Last Modified Date: May 18, 2017
Labor Productivity: Labor productivity describes the relationship between real output and the
labor hours involved in its production. These measures show the changes from period to period in
the amount of goods and services produced per hour worked. Although the labor productivity
measures relate output in an industry to hours worked of all persons in that industry, they do not
measure the specific contribution of labor to growth in output. Rather, they reflect the joint effects
of many influences, including: changes in technology; capital investment; utilization of capacity,
energy, and materials; the use of purchased services inputs, including contract employment
services; the organization of production; the characteristics and effort of the workforce; and
Unit Labor Costs: Unit labor costs represent the cost of labor required to produce one unit of
output. The unit labor cost indexes are computed by dividing an index of nominal industry labor
compensation by an index of real industry output. Unit labor costs also describe the relationship
between compensation per hour and real output per hour (labor productivity). Increases in hourly
compensation increase unit labor costs; increases in labor productivity offset compensation
increases and reduce unit labor costs.
Output: Industry output is measured as an annual-weighted index of the changes in the various
products (in real terms) provided for sale outside the industry. Real industry output is usually
derived by deflating nominal sales or values of production using BLS price indexes, but for some
industries it is measured by physical quantities of output.
Industry output measures are constructed primarily using data from the economic censuses and
annual surveys of the U.S. Census Bureau, U.S. Department of Commerce, together with
information on price changes from BLS. Other data sources include: the Energy Information
Administration, U.S. Department of Energy; the Bureau of Transportation Statistics, U.S.
Department of Transportation; the U.S. Geological Survey, U.S. Department of the Interior; the
U.S. Postal Service; the Postal Rate Commission; and the Federal Deposit Insurance Corporation.
Industrial production data from the Quarterly Service Survey from the Census Bureau are used to
construct preliminary output measures for 2016 for some industries.
Labor Hours: Labor hours are measured as annual hours worked by all employed persons in an
industry. Data on industry employment and hours come primarily from the BLS Current
Employment Statistics (CES) survey and Current Population Survey (CPS). CES data on the

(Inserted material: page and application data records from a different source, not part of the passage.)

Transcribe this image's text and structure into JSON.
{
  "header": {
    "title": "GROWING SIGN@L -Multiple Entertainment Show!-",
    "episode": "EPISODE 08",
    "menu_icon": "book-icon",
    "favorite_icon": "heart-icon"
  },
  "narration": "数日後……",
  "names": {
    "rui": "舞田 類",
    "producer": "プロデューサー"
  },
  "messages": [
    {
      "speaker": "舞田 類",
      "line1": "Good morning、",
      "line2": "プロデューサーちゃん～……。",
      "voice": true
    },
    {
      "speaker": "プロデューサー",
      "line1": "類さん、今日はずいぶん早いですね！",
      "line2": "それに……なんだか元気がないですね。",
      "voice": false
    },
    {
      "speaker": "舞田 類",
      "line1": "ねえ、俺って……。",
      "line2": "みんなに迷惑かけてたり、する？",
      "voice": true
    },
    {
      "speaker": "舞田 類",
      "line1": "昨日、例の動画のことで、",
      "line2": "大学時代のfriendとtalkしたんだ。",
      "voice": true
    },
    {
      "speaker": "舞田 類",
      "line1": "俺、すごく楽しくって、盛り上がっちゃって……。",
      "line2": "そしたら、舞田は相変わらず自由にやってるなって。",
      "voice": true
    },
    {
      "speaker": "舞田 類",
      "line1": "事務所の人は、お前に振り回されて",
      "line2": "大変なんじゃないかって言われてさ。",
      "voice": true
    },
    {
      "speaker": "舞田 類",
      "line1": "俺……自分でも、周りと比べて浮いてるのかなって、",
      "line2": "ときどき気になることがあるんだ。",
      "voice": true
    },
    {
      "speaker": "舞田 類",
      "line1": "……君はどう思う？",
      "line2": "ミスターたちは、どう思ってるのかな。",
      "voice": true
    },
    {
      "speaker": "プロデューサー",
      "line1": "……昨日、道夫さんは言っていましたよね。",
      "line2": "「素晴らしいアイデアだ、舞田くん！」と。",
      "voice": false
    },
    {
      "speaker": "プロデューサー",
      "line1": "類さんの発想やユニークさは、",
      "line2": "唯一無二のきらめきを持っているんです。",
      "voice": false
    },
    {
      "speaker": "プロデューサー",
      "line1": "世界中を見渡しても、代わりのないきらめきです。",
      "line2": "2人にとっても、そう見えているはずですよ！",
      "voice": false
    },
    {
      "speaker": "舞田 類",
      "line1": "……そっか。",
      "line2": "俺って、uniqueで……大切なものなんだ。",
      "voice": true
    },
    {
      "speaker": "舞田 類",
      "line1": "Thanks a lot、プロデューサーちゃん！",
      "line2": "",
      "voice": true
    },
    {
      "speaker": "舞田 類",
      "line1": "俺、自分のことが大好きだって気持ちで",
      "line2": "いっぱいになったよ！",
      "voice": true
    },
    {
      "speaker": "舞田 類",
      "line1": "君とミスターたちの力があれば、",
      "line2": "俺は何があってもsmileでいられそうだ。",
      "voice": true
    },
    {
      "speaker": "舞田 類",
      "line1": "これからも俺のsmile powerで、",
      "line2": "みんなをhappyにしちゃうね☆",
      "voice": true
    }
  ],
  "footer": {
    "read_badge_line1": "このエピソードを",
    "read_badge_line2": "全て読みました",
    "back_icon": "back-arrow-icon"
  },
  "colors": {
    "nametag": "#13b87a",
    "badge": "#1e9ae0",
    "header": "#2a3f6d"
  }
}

number of total and production worker jobs held by wage and salary workers in nonfarm
establishments are supplemented with CPS self-employed and unpaid family worker data to
estimate industry employment. Hours worked estimates are derived using CES and CPS
employment, CES data on the average weekly hours paid of production workers, CPS data on
hours of nonproduction, self-employed, and unpaid family workers, and ratios of hours worked to
hours paid based on data from the National Compensation Survey (NCS). For some industries,
employment and hours data are supplemented or further disaggregated using data from the BLS
Quarterly Census of Employment and Wages (QCEW), the Census Bureau, or other sources.
Additional sources of employment and hours data for certain service industries include the
Association of American Railroads, the U.S. Department of Transportation, and the U.S. Postal
Service. Hours worked are estimated separately for different types of workers and then are directly
aggregated; no adjustments for labor composition are made.
Labor Compensation: Labor compensation, defined as payroll plus supplemental payments, is a
measure of the cost to the employer of securing the services of labor. Payroll includes salaries,
wages, commissions, dismissal pay, bonuses, vacation and sick leave pay, and compensation in
kind. Supplemental payments include both legally required expenditures and payments for
voluntary programs. The legally required portion consists primarily of federal old age and
survivors’ insurance, unemployment compensation, and workers’ compensation. Payments for
voluntary programs include all programs not specifically required by legislation, such as the
employer portion of private health insurance and pension plans. Industry compensation measures
are constructed primarily using data from the economic censuses and annual surveys of the Census
Bureau, U.S. Department of Commerce. The estimates for 2016 are constructed using data from
the BLS Quarterly Census of Employment and Wages (QCEW).